Cisco Aironet Access Point firmware includes features to improve RC4/WEP security by hashing WEP keys, thus protecting against weak initialization vectors.

Care must be taken when configuring the WLAN security to protect against this type of attack. Configuring the WEP key timeout on the authentication server does this. This will force wireless clients to re-authenticate, resulting in the generation of a new WEP key. The result of the shorter timeout period is that wireless clients do not use the same WEP key long enough for a hacker to capture the number of frames to hack the WEP key.
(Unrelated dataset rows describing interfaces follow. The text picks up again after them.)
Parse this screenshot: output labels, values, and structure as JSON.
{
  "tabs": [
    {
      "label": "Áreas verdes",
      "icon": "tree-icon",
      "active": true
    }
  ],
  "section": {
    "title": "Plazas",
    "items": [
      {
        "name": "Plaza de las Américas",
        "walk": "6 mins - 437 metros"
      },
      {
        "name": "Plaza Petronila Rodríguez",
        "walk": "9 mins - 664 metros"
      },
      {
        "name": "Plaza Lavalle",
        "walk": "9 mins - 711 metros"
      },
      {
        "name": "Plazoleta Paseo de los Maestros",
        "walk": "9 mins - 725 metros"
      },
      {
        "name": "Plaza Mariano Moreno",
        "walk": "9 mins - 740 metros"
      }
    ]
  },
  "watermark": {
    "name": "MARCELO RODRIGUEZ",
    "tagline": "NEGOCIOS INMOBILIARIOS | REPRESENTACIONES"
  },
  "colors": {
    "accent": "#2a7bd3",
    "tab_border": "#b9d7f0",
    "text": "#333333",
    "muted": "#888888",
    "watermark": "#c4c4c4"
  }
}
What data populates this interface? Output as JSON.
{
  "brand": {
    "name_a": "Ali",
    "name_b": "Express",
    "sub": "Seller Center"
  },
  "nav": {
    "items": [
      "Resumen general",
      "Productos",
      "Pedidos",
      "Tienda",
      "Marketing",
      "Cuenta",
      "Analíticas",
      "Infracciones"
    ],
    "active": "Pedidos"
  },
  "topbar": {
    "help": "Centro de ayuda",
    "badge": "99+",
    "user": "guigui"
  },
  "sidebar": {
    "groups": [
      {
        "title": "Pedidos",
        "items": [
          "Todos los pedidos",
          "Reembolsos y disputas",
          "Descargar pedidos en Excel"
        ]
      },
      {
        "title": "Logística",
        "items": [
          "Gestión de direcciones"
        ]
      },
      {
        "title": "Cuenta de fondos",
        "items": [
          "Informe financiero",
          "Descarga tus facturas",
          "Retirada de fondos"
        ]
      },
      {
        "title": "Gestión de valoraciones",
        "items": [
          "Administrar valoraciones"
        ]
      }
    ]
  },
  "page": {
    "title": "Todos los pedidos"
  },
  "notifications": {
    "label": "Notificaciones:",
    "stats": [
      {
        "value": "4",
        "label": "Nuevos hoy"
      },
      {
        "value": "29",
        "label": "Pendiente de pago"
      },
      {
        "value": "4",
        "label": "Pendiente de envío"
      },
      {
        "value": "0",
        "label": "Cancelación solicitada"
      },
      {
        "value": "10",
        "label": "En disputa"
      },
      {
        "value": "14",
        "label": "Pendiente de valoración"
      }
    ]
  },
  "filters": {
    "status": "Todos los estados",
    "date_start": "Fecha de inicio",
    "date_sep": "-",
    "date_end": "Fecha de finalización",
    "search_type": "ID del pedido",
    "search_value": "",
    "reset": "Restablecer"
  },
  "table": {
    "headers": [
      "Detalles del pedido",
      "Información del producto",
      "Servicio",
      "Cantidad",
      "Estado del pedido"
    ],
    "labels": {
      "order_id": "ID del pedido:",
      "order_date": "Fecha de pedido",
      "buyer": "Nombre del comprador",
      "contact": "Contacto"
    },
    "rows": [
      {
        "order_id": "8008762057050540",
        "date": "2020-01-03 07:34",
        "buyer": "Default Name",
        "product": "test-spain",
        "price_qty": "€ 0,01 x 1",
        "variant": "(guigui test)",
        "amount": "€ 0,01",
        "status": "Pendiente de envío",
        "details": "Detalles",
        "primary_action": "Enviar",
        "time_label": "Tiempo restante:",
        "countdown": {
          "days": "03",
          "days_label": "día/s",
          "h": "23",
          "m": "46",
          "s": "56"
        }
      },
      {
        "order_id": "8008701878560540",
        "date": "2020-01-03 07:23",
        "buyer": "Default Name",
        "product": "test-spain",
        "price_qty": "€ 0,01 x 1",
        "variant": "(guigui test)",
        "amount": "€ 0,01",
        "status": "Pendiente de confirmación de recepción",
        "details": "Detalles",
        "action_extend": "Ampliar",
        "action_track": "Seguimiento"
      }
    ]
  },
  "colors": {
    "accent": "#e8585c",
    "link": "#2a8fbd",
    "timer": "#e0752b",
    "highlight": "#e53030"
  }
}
For more information on Cisco's response in the Berkeley paper go to: http://www.cisco.com/warp/public/cc/pd/witc/ao350ap/prodlit/1281_pp.htm
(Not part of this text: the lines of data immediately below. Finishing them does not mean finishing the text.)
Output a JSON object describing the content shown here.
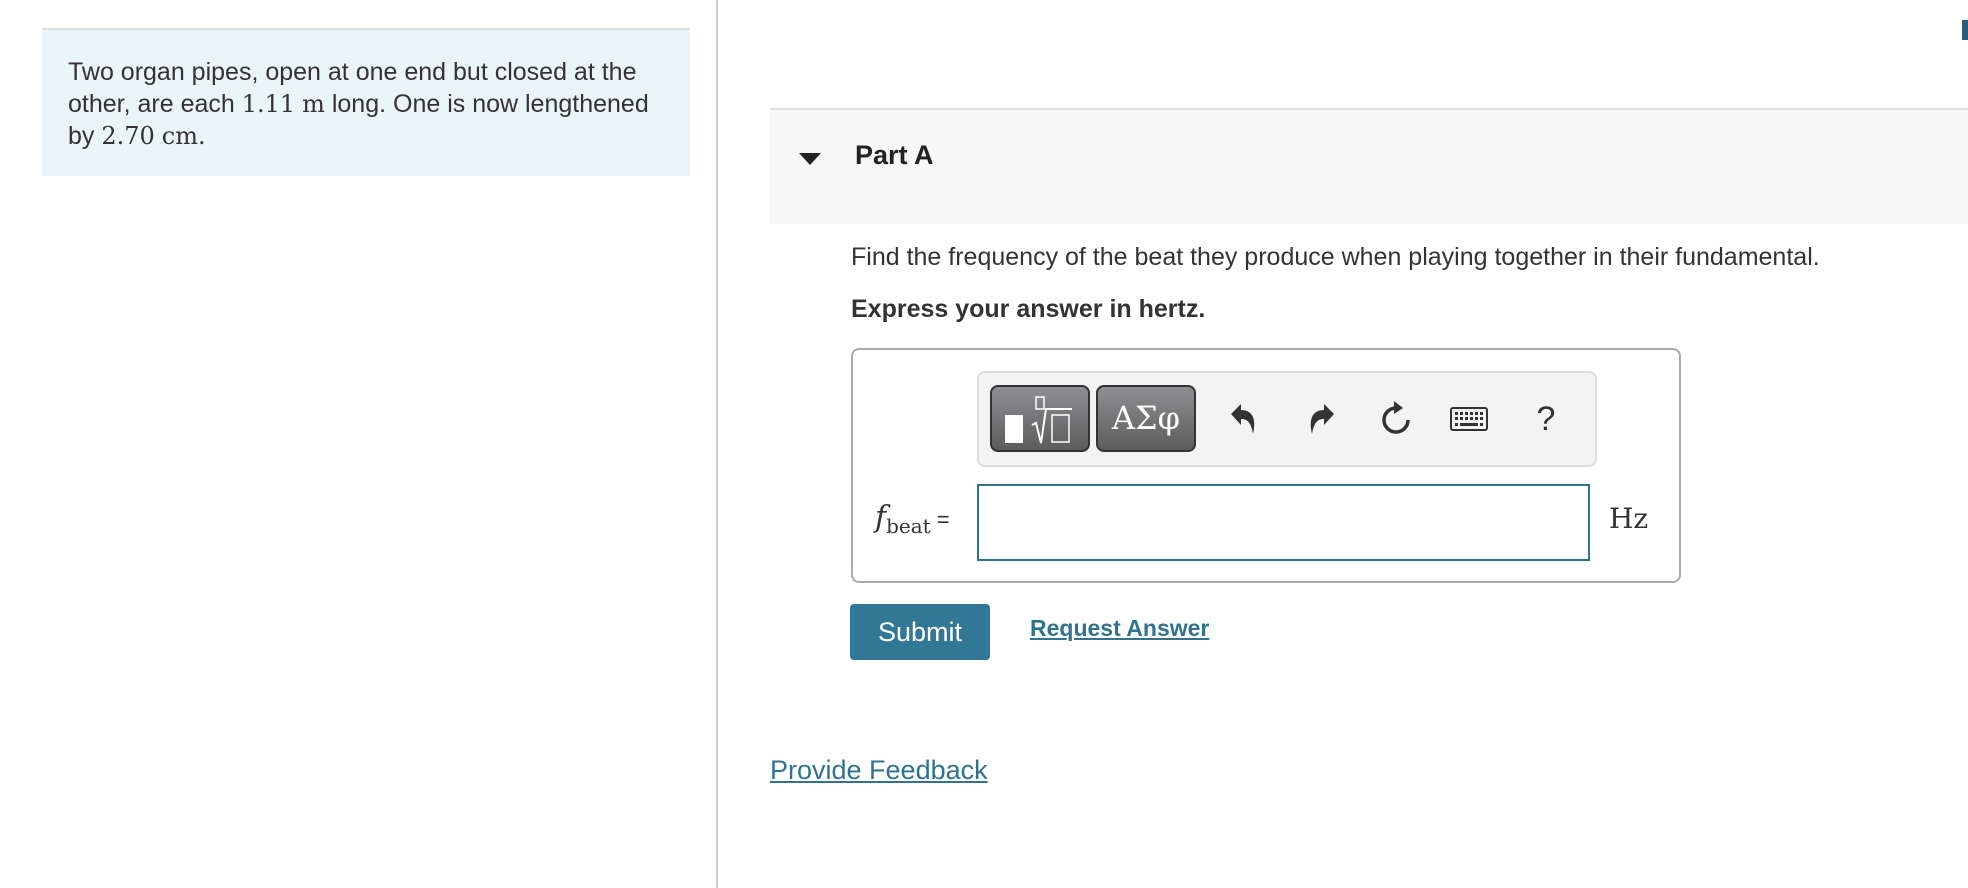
{
  "problem": {
    "text_before_length": "Two organ pipes, open at one end but closed at the other, are each ",
    "length_value": "1.11",
    "length_unit": "m",
    "text_middle": " long. One is now lengthened by ",
    "extension_value": "2.70",
    "extension_unit": "cm",
    "text_end": "."
  },
  "part": {
    "toggle_icon": "caret-down-icon",
    "title": "Part A",
    "question": "Find the frequency of the beat they produce when playing together in their fundamental.",
    "instruction": "Express your answer in hertz."
  },
  "toolbar": {
    "templates_icon": "templates-sqrt-icon",
    "symbols_label": "ΑΣφ",
    "undo_icon": "undo-icon",
    "redo_icon": "redo-icon",
    "reset_icon": "reset-icon",
    "keyboard_icon": "keyboard-icon",
    "help_label": "?"
  },
  "answer": {
    "variable": "f",
    "subscript": "beat",
    "equals": "=",
    "value": "",
    "placeholder": "",
    "unit": "Hz"
  },
  "actions": {
    "submit_label": "Submit",
    "request_answer_label": "Request Answer",
    "provide_feedback_label": "Provide Feedback"
  },
  "colors": {
    "accent": "#337797",
    "link": "#2f7391",
    "problem_bg": "#e9f5f7",
    "part_header_bg": "#f7f7f7"
  }
}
Because packet key is hash of IV and base key, IV no longer gives insight into base key

IV

base key

hash \

ivJ

base key

IV

1 RC4

i RC4

stream cipher no key hashing plaintext data

I i encrypted data

1 RC4

stream cipher key hashing

© 2003, Cisco Systems, Inc. All rights re

AWLF V3.1

Another advanced security feature on the Cisco Aironet devices is WEP Key hashing. When configured, a Cisco Aironet Access Point or Bridge protects against attack that focus on weak (or predictable) initialization vectors. Because the packet key is hash of the initialization vector and the base key, the initialization vector no longer gives insight into base key.

^^^^^^^^■milllllllllllllllllllllllllllllllllllllllllllllllllllllllllllllllllllllllllll!: Cisco.com

Hacker intercepts WEP-encrypted packet Hacker flips bits in packet and recalculates ICV CRC32 Hacker transmits to access point bit-flipped frame with known IV Because CRC32 is correct, access point accepts, forwards frame Layer 3 device rejects and sends predictable response Access point encrypts response and sends it to hacker Hacker uses response to derive key (stream cipher)

stream cipher predicted plain text

1234 message

{ i plain text cipher text stream cipher message -► XOR -► XXYYZZ -► XOR -► 1234

© 2003, Cisco Systems, Inc. All rights re

AWLF v3.1

Another WEP attack is the "bit flip" attack. In this type of attack, a hacker attempts to capture an encrypted message, flips (or tampers) the bits in the message, and then retransmits the message in the hope that the message is accepted as a valid message. If it is, then the access point is communicating with the hacker (instead of the legitimate user) and WLAN security has been compromised.

Sender adds MIC to packet stream cipher

WEP frame dest addr src addr

IV I encrypted data stream cipher

Recipient examines MIC; discards packet if MIC is not intact i

AWLF V3.1

© 2003, Cisco Systems, Inc. All rights re

AWLF V3.1

The Cisco Aironet Access Point includes a feature called Message Integrity Check (MIC). When configured it adds a few extra bytes to every packet before the packet is encrypted. The recipient of the packet will then decrypt the packet and examine the MIC. If the extra bytes are not intact, then the message has been tampered with and the recipient will then discard the message.

+1 0

Post a comment